Increased greenhouse gas emissions due to human activities is another critical concern of the international community in the context of climate change. Recently, developed nations proposed their net zero emission plans to mitigate the ecological and social impacts of anthropogenic global climate change. However, there is a lack of developing nations’ participation in net zero emission policies. The Earth system might experience anthropogenic global warming until the developed and developing nations work together under a common goal, “climate change mitigation”. 
In the context of climate change mitigation, my research group members and I will investigate how anthropogenic global climate change affects the risk of droughts and floods in the disciplines of hydrology and climatology and how social response can be improved during the course of a natural hazard emergency utilizing social Big Data and AI techniques.
I am a founding professor of the AI-Environment program that provides transdisciplinary education opportunities to any POSTECH graduate students who are interested in environmental issues and artificial intelligence. The AI-Environment program welcomes those who pursue taking the lead in preparing for the emerging demands of new value creation and convergence research.
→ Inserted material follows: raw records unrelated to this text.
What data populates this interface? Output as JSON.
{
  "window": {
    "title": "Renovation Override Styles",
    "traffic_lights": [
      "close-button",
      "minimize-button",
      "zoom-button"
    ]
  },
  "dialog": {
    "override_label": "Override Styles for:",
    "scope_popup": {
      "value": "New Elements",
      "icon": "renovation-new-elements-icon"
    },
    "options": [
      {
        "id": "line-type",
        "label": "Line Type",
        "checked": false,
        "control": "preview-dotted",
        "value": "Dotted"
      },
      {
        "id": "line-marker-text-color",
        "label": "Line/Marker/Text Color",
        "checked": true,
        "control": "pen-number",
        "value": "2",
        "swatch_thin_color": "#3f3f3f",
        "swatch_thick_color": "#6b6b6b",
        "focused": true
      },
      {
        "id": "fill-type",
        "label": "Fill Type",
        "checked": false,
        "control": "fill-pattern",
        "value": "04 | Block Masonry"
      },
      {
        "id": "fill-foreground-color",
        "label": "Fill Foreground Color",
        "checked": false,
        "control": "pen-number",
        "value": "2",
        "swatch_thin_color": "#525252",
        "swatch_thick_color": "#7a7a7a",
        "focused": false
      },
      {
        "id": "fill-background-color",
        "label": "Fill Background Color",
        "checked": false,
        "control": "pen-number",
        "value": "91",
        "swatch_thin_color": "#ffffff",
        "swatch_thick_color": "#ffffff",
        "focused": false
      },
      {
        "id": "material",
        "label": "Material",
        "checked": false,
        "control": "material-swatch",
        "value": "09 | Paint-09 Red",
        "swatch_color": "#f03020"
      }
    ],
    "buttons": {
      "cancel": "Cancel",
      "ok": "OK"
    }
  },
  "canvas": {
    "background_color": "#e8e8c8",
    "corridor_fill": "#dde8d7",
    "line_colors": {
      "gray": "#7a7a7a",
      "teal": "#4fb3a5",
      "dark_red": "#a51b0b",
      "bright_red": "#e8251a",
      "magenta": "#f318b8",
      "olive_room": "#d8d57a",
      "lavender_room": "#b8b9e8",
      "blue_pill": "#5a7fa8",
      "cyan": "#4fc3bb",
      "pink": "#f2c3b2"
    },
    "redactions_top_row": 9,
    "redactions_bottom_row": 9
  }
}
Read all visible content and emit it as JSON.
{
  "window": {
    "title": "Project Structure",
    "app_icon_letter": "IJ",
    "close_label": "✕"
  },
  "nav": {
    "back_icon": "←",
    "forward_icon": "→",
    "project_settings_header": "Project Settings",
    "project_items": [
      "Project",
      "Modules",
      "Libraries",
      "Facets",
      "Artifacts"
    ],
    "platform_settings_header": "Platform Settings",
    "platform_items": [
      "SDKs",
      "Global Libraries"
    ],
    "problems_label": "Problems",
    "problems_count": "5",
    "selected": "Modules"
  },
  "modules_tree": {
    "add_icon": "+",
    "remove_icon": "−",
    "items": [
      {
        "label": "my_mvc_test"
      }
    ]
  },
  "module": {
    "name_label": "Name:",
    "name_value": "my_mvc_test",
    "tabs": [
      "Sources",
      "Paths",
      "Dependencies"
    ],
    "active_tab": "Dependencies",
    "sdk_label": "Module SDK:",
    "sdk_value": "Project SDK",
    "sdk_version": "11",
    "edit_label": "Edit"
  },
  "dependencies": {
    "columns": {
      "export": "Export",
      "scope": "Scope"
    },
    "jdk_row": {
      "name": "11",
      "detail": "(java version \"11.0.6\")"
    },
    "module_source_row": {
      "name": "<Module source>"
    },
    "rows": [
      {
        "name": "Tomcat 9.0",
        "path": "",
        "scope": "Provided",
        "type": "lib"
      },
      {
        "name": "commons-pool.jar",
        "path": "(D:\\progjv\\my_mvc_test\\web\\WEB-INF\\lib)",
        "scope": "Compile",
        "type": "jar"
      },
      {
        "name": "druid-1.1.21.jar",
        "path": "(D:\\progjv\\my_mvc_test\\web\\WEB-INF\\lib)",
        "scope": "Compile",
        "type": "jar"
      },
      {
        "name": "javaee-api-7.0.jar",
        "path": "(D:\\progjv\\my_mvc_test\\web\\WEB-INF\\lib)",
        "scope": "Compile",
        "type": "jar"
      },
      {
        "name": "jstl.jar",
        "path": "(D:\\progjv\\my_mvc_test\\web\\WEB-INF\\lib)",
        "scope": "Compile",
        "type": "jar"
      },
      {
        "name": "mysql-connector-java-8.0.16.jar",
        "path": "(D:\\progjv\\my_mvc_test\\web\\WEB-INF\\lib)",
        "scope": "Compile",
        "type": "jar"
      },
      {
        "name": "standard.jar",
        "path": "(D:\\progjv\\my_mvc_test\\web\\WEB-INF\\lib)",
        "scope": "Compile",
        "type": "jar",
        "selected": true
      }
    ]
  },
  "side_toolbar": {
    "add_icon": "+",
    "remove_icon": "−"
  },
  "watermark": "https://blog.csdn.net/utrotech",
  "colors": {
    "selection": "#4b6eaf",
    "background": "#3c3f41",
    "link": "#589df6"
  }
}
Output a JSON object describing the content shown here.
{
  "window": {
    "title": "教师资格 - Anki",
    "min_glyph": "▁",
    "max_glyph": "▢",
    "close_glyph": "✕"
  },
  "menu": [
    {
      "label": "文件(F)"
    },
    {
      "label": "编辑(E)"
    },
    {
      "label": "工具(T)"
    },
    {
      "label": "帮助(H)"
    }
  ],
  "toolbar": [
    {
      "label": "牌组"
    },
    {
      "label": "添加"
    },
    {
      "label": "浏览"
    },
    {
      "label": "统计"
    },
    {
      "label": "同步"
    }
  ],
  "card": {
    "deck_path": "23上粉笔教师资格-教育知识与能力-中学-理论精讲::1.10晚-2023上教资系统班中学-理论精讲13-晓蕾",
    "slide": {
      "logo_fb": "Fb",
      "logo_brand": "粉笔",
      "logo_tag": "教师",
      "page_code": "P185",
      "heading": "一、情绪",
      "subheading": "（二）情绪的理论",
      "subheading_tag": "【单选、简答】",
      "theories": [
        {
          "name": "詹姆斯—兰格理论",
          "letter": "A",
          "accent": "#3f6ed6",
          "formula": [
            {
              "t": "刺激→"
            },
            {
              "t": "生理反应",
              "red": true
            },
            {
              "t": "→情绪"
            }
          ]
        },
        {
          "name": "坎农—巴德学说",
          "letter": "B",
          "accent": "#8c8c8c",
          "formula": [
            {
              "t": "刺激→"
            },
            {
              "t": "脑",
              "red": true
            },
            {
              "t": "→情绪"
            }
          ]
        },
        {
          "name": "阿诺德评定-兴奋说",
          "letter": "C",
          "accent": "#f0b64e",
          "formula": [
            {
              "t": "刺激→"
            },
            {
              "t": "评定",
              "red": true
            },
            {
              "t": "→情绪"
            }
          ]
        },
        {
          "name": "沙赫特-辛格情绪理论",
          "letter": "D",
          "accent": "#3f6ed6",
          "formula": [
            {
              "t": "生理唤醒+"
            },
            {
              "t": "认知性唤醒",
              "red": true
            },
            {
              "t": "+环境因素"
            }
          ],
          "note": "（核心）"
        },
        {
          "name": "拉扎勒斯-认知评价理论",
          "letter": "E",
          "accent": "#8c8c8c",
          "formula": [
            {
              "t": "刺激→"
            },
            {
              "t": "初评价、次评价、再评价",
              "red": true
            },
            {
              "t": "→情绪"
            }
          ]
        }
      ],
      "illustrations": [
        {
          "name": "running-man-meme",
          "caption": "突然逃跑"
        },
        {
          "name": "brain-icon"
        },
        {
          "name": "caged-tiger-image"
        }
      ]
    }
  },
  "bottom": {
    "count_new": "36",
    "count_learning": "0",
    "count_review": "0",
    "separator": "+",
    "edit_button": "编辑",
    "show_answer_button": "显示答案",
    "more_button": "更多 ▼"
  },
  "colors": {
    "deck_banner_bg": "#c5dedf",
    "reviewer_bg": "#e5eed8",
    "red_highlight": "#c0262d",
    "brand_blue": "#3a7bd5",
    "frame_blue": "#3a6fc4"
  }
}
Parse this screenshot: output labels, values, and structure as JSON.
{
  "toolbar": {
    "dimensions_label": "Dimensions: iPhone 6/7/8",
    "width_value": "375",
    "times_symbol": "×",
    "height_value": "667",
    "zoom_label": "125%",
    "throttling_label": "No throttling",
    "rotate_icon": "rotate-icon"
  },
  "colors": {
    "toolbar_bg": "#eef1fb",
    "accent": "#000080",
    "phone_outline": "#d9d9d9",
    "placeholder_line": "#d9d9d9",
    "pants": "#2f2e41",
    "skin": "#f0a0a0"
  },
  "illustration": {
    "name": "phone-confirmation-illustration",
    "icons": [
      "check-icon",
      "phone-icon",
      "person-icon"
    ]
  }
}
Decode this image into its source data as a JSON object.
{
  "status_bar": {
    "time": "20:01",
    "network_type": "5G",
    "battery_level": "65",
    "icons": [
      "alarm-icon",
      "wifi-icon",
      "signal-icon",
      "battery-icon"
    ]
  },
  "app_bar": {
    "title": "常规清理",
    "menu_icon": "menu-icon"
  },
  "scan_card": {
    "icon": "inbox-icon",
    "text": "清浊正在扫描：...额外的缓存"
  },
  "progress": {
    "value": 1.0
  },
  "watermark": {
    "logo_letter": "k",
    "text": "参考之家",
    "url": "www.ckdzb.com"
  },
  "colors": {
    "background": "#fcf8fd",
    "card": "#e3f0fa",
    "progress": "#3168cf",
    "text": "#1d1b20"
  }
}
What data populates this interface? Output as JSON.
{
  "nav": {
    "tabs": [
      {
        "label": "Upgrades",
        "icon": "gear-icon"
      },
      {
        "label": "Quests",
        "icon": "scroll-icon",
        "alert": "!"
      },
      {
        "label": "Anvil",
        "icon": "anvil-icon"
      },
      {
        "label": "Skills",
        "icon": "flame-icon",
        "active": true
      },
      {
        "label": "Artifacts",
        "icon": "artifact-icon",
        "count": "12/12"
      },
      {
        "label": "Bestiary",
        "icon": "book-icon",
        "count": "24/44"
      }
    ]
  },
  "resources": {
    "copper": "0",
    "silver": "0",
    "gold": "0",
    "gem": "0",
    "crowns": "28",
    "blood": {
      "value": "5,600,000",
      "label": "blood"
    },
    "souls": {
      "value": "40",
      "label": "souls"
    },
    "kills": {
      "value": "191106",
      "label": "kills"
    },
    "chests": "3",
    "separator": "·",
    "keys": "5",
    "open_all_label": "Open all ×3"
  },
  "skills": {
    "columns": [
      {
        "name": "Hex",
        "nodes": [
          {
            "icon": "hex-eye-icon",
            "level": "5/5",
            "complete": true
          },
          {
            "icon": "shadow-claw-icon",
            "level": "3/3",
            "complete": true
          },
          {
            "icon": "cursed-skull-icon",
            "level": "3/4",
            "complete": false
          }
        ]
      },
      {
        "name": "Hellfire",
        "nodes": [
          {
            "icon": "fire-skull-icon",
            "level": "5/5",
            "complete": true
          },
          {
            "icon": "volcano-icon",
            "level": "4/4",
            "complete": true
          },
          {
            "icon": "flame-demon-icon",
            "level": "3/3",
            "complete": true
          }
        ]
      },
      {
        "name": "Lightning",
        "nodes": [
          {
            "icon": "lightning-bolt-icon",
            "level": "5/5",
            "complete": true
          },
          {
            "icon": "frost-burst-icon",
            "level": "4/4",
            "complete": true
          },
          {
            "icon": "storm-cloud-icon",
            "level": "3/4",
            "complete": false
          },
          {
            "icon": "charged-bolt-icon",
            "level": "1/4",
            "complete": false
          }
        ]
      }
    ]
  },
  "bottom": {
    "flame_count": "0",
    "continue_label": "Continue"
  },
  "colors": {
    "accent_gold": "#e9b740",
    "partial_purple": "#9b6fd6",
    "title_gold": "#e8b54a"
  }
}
I would like to encourage POSTECH students who are interested in becoming a researcher to keep the following in mind: 1) Do not be afraid of failure, 2) Build your independency/identity in the field, and 3) Establish humanitarian, not monetary, meanings in your work.


Assistant Professor Jonghun GamDepartment of Environmental Science and Engineering
Assistant Professor Jonghun Gam
Department of Environmental Science and Engineering